Chaverim of Rockland asks public for security camera access and money for license plate readers

The initiative has raised some privacy concerns, but the organization is otherwise highly praised within Rockland’s Haredi community

An overhead license plate reader in Rockland County. Credit: Shtetl (Overlay: Chaverim ad for “Lend an Eye”)

Mar 6, 2024 1:45 PM


Chaverim of Rockland has asked the public for access to exterior security cameras and for funds to install new cameras and license plate readers around Rockland county, according to a post by the organization last month on X, formerly Twitter. But some experts have expressed concern over potential privacy violations.

Chaverim, which is officially recognized by the Town of Ramapo as an emergency services organization, is a volunteer-run group that helps with roadside assistance, search and rescue, and safety and security matters.

The new initiative, “Lend an Eye,” was also announced in local ad circulars and community bulletins, asking the public, “Do you have a CCTV camera monitoring the street? Give Chaverim access to your exterior cameras to use in case of an emergency.” In addition, Chaverim is asking the public to sponsor the purchase of additional cameras and license plate readers to be placed “in strategic locations around Rockland.”

The Chaverim ads for the “Lend an Eye” campaign

However, some experts are alarmed by this new initiative. Albert Fox Cahn, executive director of STOP, the Surveillance Technology Oversight Project, a privacy advocacy group, told Shtetl, “This sort of system is invasive. It's ripe for abuse.”

Cahn said that while public-facing cameras and license plate readers are legal, they raise serious concerns. “There’s a lot of potential for discrimination or other illegal conduct building off of that data.” Asked about existing regulatory frameworks for such systems, he conceded there isn’t much. “It’s a wild west right now in New York. We have almost no meaningful protections against these sorts of public-private surveillance partnerships.”

The Rockland Haredi community, however, might find security concerns more pressing than privacy issues.
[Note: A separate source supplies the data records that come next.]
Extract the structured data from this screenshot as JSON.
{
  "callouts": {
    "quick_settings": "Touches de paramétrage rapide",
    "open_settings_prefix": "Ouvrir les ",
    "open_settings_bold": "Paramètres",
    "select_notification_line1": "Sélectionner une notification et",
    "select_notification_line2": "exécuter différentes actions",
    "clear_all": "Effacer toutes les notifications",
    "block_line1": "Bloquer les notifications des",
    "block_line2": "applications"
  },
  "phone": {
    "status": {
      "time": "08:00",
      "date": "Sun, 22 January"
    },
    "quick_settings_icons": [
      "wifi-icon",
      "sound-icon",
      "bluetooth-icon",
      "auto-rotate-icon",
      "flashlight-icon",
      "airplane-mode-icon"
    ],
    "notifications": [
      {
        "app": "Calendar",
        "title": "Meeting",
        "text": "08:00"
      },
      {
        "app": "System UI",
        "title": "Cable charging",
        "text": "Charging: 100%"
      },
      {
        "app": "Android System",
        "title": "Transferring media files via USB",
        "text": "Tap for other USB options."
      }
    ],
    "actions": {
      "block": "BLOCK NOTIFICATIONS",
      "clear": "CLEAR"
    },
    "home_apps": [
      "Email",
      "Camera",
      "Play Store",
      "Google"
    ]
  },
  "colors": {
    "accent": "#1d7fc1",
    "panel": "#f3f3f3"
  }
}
In January 2020, following the antisemitic stabbing attack at a 2019 Chanukah event at the home of a Monsey rabbi, then-governor Andrew Cuomo pledged $680,000 for license plate readers in Monsey and New Square to beef up security for Rockland’s Haredi community, Lohud reported at the time. The stabbing suspect was tracked down using information from an LPR.

According to the Lohud report, Cuomo stressed that privacy concerns need to be balanced with security necessities. “People want privacy, I understand that, but people also want security.” Cuomo added, “This is a community under attack” and “in this case, public safety outweighs privacy.”

According to Justin Schwartz, an Orthodox chaplain at the Spring Valley fire department, Chaverim took on a greater role in safety and security following that attack. It has also earned substantial goodwill within Rockland’s Orthodox Jewish community over the years. Chaverim’s strong grassroots support may serve to head off any concerns over invasion of privacy. 

“They’re do-gooders. They’re what I call the Lone Rangers of the highway,” Schwartz, who is an otherwise frequent critic of Haredi leaders, told Shtetl. “If you call for a flat tire, call for a battery charger, call for a lockout,” he said, Chaverim will show up to help at no cost. “They go to anybody. You can be Jewish, not Jewish, religious, not religious. They’re a bunch of great, dedicated personnel.”

While many other Haredi neighborhoods have separate security organizations such as Shmira or Shomrim, Rockland county does not. Chaverim therefore fills that role as well.

According to a 2013 report by the ACLU, the American Civil Liberties Union, “Databases of license plate reader information create opportunities for institutional abuse” and “open the door to abusive tracking.” The report adds, “Anyone with access to these systems could track his boss, his ex-wife, his romantic or workplace rivals, friends, enemies, neighbors, family.”

The report highlights a ruling by the U.S. Court of Appeals for the D.C. Circuit, which states, “A person who knows all of another’s travels can deduce whether he is a weekly church-goer, a heavy drinker, a regular at the gym, an unfaithful husband, an outpatient receiving medical treatment, an associate of particular individuals or political groups — and not just one such fact about a person, but all such facts.”

It is currently unclear what measures Chaverim is taking to protect the data from misuse or abuse. 

According to an article last year in the Yiddish-language Shtiebel magazine, Yosef Margaretten, the Chaverim coordinator and a member of the Ramapo Taxi and Limousine Commission, urged another Monsey organization, Mareches, to demand that non-Jewish taxicab companies have security cameras installed in all vehicles and give Chaverim access to the footage at all times.

Chaverim has declined Shtetl’s repeated requests for comment.

Ramapo Police Detective Sergeant Michael Higgins told Shtetl that Chaverim’s security camera initiative was an independent program and not directly affiliated with the police department in any way. But, he added, any information the police receive from groups like Chaverim are “absolutely welcomed and helpful to us.”

An ongoing crowdfunding campaign for Chaverim has received over a million dollars in donations, and includes the UJA-Federation of New York among its sponsors.